Content is the common denominator among all media.
It was, is, and always will be king.
Until recently, it was a "seller's market" as far as the content was concerned.
Thanks to the Web, the power has now swung to the consumer.
The invention continues to:
This has resulted in the:
It has forced marketers to rethink the way they do business and their decisions regarding media and media platforms.
How marketers communicate with consumers is also undergoing a transformation.
The Web is as powerful as it is because it incorporates all the media that have come before it (Web Copywriting 2.0, Nick Usborne).
On the Web, you can not only consume content by reading it, watching it and listening to it you can even participate in its creation.
Marketing using content is all the rage today.
But like all marketing tactics, it can never be any better than the strategy powering it.
If content is king, it's only because strategy is the kingmaker.
But . . .
. . . there’s something even more important than your content marketing strategy.
One popular way to bring your content marketing strategy to life is by using the S.M.A.R.T. method:
Make sure your content marketing goals are:
“Who are we talking to? Why should they bother listening to us? What do we want our content marketing campaign to achieve?”
“How will we know if our content marketing campaign is doing what we expect it to do? What are the criteria that we will be using to measure campaign success? What sort of testing will we be using and how often?”
“Can our content marketing campaign actually help us achieve our Web marketing goals? Have we set an impossible or unreasonable task for ourselves?”
“Does our content marketing campaign make sense from a business point of view? Are we merely reacting when we should be responding? In the first place, will our campaign add value to the life of our prospect?”
“Is everyone clear about the campaign’s timeline? Have we established a reasonable end date for the campaign?”
Although content marketing democratises the ability of marketers to influence buying decisions, marketing fundamentals will always matter.

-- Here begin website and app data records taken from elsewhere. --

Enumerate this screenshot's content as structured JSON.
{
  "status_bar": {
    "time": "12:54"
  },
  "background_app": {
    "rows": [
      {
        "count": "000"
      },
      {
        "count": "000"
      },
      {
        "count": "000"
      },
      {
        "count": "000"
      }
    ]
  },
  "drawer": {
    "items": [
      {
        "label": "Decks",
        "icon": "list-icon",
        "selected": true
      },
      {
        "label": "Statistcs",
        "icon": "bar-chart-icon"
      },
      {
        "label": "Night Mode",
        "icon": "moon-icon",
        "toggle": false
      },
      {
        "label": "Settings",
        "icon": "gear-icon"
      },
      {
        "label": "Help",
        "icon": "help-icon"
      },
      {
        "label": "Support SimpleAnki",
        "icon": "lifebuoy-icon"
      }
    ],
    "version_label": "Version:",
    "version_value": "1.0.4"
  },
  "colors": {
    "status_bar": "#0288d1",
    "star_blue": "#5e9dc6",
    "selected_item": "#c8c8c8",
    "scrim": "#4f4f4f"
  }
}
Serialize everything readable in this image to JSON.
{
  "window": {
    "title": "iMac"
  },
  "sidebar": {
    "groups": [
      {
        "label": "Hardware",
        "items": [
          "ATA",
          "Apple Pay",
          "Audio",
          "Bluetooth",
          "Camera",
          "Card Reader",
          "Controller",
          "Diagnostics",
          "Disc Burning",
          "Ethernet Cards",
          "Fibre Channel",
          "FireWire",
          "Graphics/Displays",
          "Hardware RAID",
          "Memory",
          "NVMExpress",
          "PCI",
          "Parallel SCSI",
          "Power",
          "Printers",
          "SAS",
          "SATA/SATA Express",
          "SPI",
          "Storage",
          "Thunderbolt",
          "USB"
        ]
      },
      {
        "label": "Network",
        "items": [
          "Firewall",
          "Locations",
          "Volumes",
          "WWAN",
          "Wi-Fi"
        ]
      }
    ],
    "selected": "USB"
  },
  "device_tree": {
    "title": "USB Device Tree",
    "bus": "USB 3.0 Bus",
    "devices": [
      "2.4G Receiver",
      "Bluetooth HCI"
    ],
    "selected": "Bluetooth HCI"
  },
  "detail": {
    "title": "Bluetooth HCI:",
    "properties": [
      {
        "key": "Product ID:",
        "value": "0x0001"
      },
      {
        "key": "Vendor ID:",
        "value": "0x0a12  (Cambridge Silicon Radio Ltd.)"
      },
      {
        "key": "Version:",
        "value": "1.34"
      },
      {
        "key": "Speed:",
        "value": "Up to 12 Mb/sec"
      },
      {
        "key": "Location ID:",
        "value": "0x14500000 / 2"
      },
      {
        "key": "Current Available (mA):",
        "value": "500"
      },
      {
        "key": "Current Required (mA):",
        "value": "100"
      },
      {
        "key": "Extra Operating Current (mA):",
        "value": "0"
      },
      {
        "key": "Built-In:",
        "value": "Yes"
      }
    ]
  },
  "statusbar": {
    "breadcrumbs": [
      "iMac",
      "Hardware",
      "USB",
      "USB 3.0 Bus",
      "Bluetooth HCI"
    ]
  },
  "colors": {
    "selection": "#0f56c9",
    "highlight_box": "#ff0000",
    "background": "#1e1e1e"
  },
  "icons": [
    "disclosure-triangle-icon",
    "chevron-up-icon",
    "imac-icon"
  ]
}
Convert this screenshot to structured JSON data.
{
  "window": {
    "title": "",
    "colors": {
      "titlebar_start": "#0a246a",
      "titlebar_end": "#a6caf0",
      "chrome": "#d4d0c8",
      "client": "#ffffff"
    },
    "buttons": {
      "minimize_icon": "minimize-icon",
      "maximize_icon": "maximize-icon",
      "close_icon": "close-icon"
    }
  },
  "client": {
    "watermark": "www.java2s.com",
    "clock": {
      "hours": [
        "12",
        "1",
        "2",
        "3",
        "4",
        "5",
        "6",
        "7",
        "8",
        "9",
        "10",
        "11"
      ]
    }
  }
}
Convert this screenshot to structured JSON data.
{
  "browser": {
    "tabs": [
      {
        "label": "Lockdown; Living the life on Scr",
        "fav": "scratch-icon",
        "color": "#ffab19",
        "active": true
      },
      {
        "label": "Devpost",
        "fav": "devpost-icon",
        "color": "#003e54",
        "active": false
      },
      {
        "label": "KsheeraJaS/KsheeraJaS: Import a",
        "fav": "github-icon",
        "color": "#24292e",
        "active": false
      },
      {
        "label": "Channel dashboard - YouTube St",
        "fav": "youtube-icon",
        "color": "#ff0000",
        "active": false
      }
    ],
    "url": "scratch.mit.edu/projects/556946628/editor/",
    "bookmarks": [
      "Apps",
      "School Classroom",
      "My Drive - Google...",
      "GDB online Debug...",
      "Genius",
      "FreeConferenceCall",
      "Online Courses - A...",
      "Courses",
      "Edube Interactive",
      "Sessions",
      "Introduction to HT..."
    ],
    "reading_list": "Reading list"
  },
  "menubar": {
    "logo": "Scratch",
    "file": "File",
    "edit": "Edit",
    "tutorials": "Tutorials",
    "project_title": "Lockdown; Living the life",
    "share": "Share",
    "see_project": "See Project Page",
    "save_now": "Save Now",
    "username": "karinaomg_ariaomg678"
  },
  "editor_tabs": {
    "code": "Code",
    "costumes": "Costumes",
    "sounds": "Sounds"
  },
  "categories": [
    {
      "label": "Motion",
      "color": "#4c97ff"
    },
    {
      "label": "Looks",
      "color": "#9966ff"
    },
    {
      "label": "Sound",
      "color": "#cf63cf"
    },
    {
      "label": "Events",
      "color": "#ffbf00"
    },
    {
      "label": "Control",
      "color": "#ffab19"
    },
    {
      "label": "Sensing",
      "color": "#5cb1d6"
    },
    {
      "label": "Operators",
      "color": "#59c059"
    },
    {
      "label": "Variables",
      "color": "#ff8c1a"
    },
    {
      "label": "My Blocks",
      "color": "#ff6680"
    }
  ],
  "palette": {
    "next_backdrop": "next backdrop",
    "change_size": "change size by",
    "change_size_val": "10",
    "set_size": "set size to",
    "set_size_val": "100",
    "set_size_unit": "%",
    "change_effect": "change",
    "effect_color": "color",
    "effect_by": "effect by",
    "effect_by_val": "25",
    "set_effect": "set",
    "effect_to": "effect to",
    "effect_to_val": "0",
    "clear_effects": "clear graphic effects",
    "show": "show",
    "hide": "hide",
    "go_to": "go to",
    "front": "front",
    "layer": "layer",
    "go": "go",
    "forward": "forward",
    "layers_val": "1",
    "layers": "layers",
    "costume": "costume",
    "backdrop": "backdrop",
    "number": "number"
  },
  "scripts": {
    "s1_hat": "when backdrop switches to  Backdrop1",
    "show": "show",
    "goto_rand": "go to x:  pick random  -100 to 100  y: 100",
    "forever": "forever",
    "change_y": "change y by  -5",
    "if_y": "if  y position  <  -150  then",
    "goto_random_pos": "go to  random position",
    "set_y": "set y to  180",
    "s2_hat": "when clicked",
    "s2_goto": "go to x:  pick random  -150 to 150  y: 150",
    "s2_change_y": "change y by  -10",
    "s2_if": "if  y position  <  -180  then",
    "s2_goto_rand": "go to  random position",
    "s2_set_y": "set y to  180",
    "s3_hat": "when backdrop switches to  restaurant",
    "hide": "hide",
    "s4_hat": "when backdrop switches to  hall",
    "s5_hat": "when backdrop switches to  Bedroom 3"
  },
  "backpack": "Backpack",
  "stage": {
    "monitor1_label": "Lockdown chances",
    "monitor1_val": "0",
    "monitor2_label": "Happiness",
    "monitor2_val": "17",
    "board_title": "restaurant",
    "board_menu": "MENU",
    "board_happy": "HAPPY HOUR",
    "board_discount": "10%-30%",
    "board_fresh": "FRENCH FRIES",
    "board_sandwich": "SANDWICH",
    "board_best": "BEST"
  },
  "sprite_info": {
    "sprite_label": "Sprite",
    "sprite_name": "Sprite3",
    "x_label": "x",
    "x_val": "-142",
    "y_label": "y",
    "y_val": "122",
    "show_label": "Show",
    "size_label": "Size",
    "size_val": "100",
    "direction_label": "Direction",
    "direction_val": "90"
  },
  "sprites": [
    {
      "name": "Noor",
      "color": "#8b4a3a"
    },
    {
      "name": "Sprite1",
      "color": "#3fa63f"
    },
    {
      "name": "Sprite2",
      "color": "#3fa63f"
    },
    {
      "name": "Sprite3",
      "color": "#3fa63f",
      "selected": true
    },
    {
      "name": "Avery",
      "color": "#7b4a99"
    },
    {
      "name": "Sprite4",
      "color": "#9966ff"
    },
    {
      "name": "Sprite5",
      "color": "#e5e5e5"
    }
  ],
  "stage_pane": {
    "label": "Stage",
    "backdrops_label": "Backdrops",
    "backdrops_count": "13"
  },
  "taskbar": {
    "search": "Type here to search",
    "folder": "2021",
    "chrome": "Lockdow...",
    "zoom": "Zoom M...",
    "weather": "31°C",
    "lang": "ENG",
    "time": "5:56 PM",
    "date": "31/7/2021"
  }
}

Like positioning your product/service for success, and understanding your consumers and the business you are actually in.